12. The method of claim 11 wherein the displayed sensor data is positioned on an underlying map, and wherein the map is capable of displaying a personal space layer.

13. The method of claim 10 further comprising:

determining a data storage location based on a user selected data storage setting,
wherein the data storage setting is capable of being selected from a private storage setting or a third-party storage setting.

14. The method of claim 10 further comprising:

pairing the sensor to the communications device in an exclusive relationship based on the sensor ID and the communications device ID.

15. The method of claim 14 wherein the communications device pairs with a plurality of sensors.

16. The method of claim 14 wherein the pairing between the sensor and the communications device is irreversible.

17. The method of claim 10, wherein after pairing, the sensor is not detectable to non-paired communications devices.

18. A method for establishing sensor data privacy comprising:

installing a client on a first communications device;
establishing, via a first short range communications link, a connection between the first communications device and a second communication device;
communicating, via a communications link, between the first communications device and a database;
inputting, into the first communications device, a unique ID associated with the second communications device from a device certificate having an information code associated with said second communications device, wherein the unique ID is unalterable and hardwired into the second communications device as a number of fuses permanently blown to either represent a 0 or 1;
transmitting, via the communications link, the input unique ID associated with the second communications device;
authenticating the second communications device, by comparing the input unique ID associated with the second communications device to data stored in the database;
pairing, based on the authentication, the first communications device and the second communications device, and
storing pairing confirmation information in the database.

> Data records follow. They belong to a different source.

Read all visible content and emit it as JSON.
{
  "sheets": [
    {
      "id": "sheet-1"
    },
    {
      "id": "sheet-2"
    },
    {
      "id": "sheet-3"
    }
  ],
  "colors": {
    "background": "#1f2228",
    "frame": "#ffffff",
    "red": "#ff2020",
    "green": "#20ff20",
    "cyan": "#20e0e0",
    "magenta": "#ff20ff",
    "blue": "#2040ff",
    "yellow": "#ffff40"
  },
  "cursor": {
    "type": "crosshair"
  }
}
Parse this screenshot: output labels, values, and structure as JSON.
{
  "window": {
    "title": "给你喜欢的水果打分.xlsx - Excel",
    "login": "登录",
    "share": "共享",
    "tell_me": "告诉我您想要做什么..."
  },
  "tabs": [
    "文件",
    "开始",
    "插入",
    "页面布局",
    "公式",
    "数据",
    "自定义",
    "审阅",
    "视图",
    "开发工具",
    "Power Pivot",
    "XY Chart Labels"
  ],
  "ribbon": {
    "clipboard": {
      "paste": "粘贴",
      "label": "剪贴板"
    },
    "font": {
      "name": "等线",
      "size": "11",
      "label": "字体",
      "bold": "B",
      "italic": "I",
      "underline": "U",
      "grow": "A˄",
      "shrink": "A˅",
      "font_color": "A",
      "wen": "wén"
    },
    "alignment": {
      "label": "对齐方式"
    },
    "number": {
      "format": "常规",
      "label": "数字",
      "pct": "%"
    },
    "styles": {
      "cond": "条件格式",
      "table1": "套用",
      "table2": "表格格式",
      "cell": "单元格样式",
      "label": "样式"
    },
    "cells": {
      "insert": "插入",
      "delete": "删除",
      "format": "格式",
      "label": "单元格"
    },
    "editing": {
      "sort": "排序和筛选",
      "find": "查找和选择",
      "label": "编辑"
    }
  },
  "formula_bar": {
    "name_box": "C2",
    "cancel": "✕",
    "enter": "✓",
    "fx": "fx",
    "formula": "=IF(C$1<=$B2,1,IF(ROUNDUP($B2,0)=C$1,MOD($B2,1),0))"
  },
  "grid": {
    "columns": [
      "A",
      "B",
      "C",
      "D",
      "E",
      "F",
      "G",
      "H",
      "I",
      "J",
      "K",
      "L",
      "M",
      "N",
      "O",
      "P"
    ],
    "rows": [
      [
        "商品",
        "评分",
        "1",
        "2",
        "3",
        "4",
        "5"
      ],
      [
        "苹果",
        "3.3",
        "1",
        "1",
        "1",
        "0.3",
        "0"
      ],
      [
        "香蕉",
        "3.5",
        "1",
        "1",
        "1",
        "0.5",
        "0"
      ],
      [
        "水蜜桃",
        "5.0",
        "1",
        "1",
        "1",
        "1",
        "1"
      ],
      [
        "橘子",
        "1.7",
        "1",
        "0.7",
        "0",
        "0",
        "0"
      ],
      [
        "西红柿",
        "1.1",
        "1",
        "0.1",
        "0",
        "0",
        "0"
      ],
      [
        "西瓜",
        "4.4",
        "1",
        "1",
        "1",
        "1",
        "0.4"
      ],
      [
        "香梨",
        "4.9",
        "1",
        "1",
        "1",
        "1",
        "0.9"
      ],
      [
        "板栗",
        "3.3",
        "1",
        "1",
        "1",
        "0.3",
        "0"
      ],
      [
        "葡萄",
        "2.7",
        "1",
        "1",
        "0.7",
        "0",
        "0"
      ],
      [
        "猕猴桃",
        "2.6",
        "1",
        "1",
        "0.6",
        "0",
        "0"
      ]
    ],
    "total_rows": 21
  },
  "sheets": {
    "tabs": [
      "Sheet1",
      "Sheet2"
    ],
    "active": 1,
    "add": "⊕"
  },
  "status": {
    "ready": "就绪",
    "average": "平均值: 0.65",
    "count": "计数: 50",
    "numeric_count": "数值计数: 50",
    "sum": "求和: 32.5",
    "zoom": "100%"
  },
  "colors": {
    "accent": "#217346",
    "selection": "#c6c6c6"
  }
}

19. The method of claim 18 further comprising:

establishing, via a second short range communications link, a connection between the second communications device and a sensor;
inputting, via the client, a sensor ID associated with the sensor;
transmitting, via the communications link, the sensor ID to the database;
authenticating the sensor, by comparing the sensor ID to data stored in the database;
pairing, based on the authentication, the sensor with the first communications device and the second communications device.

20. The method of claim 18 further comprising:

transmitting sensor data from the sensor, via the second short range communications link, to the second communications device;
receiving, at the second communications device, the sensor data;
transmitting from the second communications device, via a second communications link, the received sensor data;
receiving, the transmitted sensor data; and
storing the sensor data in a secure data store.

Referenced Cited

U.S. Patent Documents

20050075116 April 7, 2005 Laird
20050258937 November 24, 2005 Neuwirth
20060022815 February 2, 2006 Fischer
20060271392 November 30, 2006 Komaki
20070250410 October 25, 2007 Brignone
20070266310 November 15, 2007 Sasaki
20090209904 August 20, 2009 Peeters
20100027426 February 4, 2010 Nair
20110200226 August 18, 2011 Takahata
20130064197 March 14, 2013 Novak
20140253289 September 11, 2014 Groth

Foreign Patent Documents

0901090 March 1999 EP
0184839 November 2001 WO
2008038017 April 2008 WO
2010035025 April 2010 WO
2010067205 June 2010 WO

Other references

  • “Internet of things”—Wikipedia, Nov. 9, 2014, https://en.wikipedia.org/w/index.php?title=internetofthings&oldid=633143778.

Patent History

Patent number: 9756491
Type: Grant
Filed: Feb 25, 2015
Date of Patent: Sep 5, 2017
Patent Publication Number: 20160142891
Assignee: Zen-Me Labs Oy (Tampere)
Inventor: Toni Matti Virhiä (London)
Primary Examiner: Kabir A Timory
Application Number: 14/631,602

Classifications

Current U.S. Class: Position Based Personal Service (455/456.3)
International Classification: H04W 4/20 (20090101); H04W 4/00 (20090101); G06Q 10/00 (20120101); H04W 84/18 (20090101);